Jun 10

Le Monde: this time it’s serious

Without comment, the briefing from this week’s Monday Note by the ever-trenchant Frederic Filloux on the approaching hour of truth at Le Monde. If not rescued, the paper will run out of cash in two weeks. As Frederic says, its situation is emblematic of the entire French press.

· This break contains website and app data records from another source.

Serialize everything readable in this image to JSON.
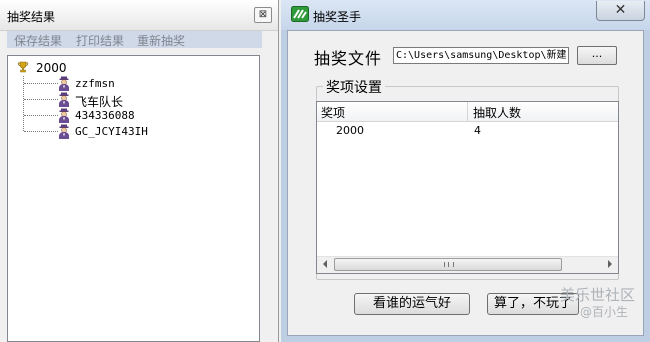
{
  "results_window": {
    "title": "抽奖结果",
    "close_glyph": "⊠",
    "menu": [
      "保存结果",
      "打印结果",
      "重新抽奖"
    ],
    "tree": {
      "root": {
        "icon": "trophy-icon",
        "label": "2000"
      },
      "children": [
        {
          "icon": "person-icon",
          "label": "zzfmsn"
        },
        {
          "icon": "person-icon",
          "label": "飞车队长"
        },
        {
          "icon": "person-icon",
          "label": "434336088"
        },
        {
          "icon": "person-icon",
          "label": "GC_JCYI43IH"
        }
      ]
    }
  },
  "main_window": {
    "title": "抽奖圣手",
    "icon": "app-icon",
    "close_glyph": "✕",
    "file_label": "抽奖文件",
    "file_path": "C:\\Users\\samsung\\Desktop\\新建",
    "browse_label": "...",
    "group_title": "奖项设置",
    "columns": [
      "奖项",
      "抽取人数"
    ],
    "rows": [
      {
        "prize": "2000",
        "count": "4"
      }
    ],
    "buttons": {
      "lucky": "看谁的运气好",
      "quit": "算了，不玩了"
    }
  },
  "watermark": {
    "line1": "美乐世社区",
    "line2": "@百小生"
  },
  "colors": {
    "window_frame": "#bfcfe3",
    "menubar": "#cfd9e8",
    "background": "#f0f0f0"
  }
}
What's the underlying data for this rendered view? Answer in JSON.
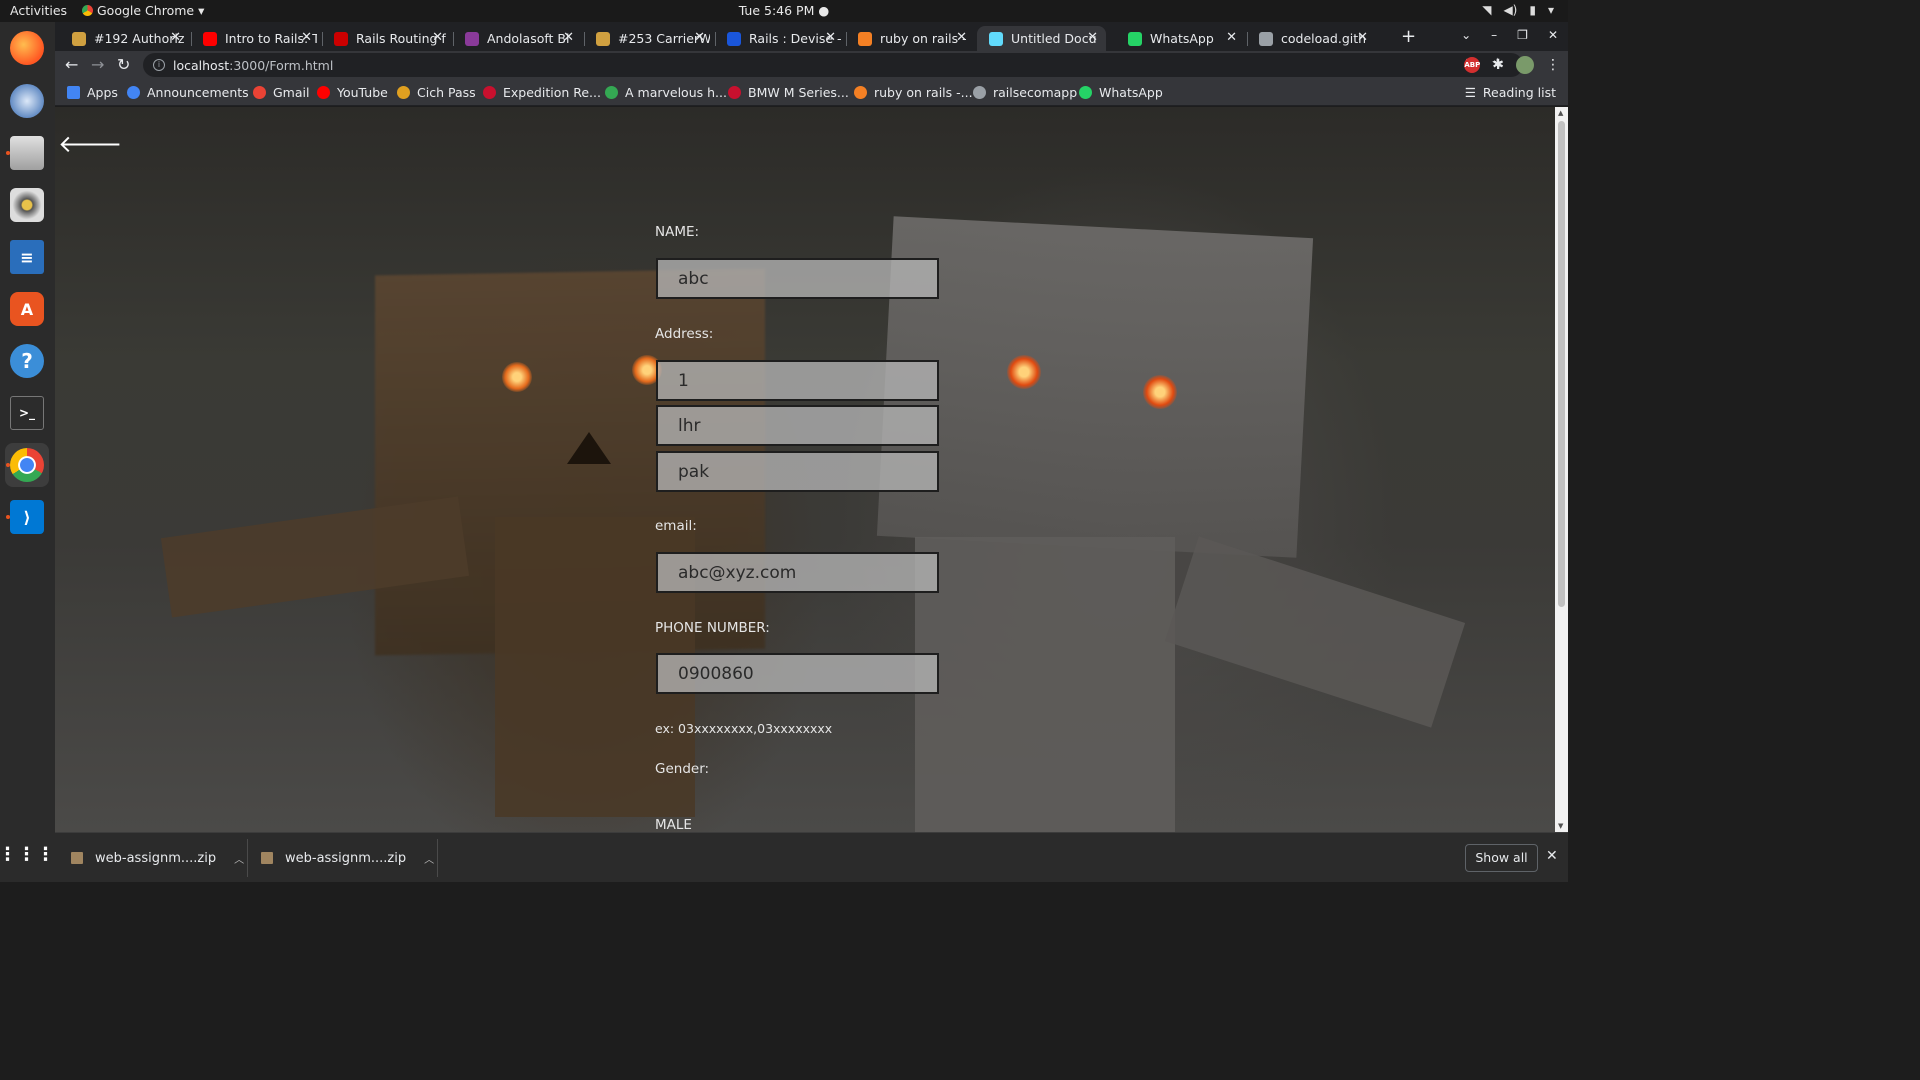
{
  "topbar": {
    "activities": "Activities",
    "app_name": "Google Chrome",
    "clock": "Tue  5:46 PM"
  },
  "dock": {
    "items": [
      "firefox-icon",
      "thunderbird-icon",
      "files-icon",
      "rhythmbox-icon",
      "writer-icon",
      "software-icon",
      "help-icon",
      "terminal-icon",
      "chrome-icon",
      "vscode-icon"
    ]
  },
  "tabs": [
    {
      "title": "#192 Authoriz",
      "color": "#d0a040"
    },
    {
      "title": "Intro to Rails: T",
      "color": "#ff0000"
    },
    {
      "title": "Rails Routing f",
      "color": "#cc0000"
    },
    {
      "title": "Andolasoft Bl",
      "color": "#8a3a9a"
    },
    {
      "title": "#253 CarrierW",
      "color": "#d0a040"
    },
    {
      "title": "Rails : Devise -",
      "color": "#1a56db"
    },
    {
      "title": "ruby on rails - ",
      "color": "#f48024"
    },
    {
      "title": "Untitled Docu",
      "color": "#61dafb"
    },
    {
      "title": "WhatsApp",
      "color": "#25d366"
    },
    {
      "title": "codeload.gith",
      "color": "#9aa0a6"
    }
  ],
  "omnibox": {
    "host": "localhost",
    "path": ":3000/Form.html"
  },
  "bookmarks": [
    {
      "label": "Apps",
      "color": "#4285f4"
    },
    {
      "label": "Announcements",
      "color": "#4285f4"
    },
    {
      "label": "Gmail",
      "color": "#ea4335"
    },
    {
      "label": "YouTube",
      "color": "#ff0000"
    },
    {
      "label": "Cich Pass",
      "color": "#e0a020"
    },
    {
      "label": "Expedition Re...",
      "color": "#c8102e"
    },
    {
      "label": "A marvelous h...",
      "color": "#34a853"
    },
    {
      "label": "BMW M Series...",
      "color": "#c8102e"
    },
    {
      "label": "ruby on rails -...",
      "color": "#f48024"
    },
    {
      "label": "railsecomapp",
      "color": "#9aa0a6"
    },
    {
      "label": "WhatsApp",
      "color": "#25d366"
    }
  ],
  "reading_list": "Reading list",
  "form": {
    "name_label": "NAME:",
    "name_value": "abc",
    "address_label": "Address:",
    "address_line1": "1",
    "address_line2": "lhr",
    "address_line3": "pak",
    "email_label": "email:",
    "email_value": "abc@xyz.com",
    "phone_label": "PHONE NUMBER:",
    "phone_value": "0900860",
    "phone_hint": "ex: 03xxxxxxxx,03xxxxxxxx",
    "gender_label": "Gender:",
    "male_label": "MALE"
  },
  "downloads": {
    "items": [
      "web-assignm....zip",
      "web-assignm....zip"
    ],
    "show_all": "Show all"
  }
}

Two major European publishing groups drop out of the bidding when they see the numbers…Sarkozy interferes…government subsidies disguised the extent of the crisis. A horror story from any angle.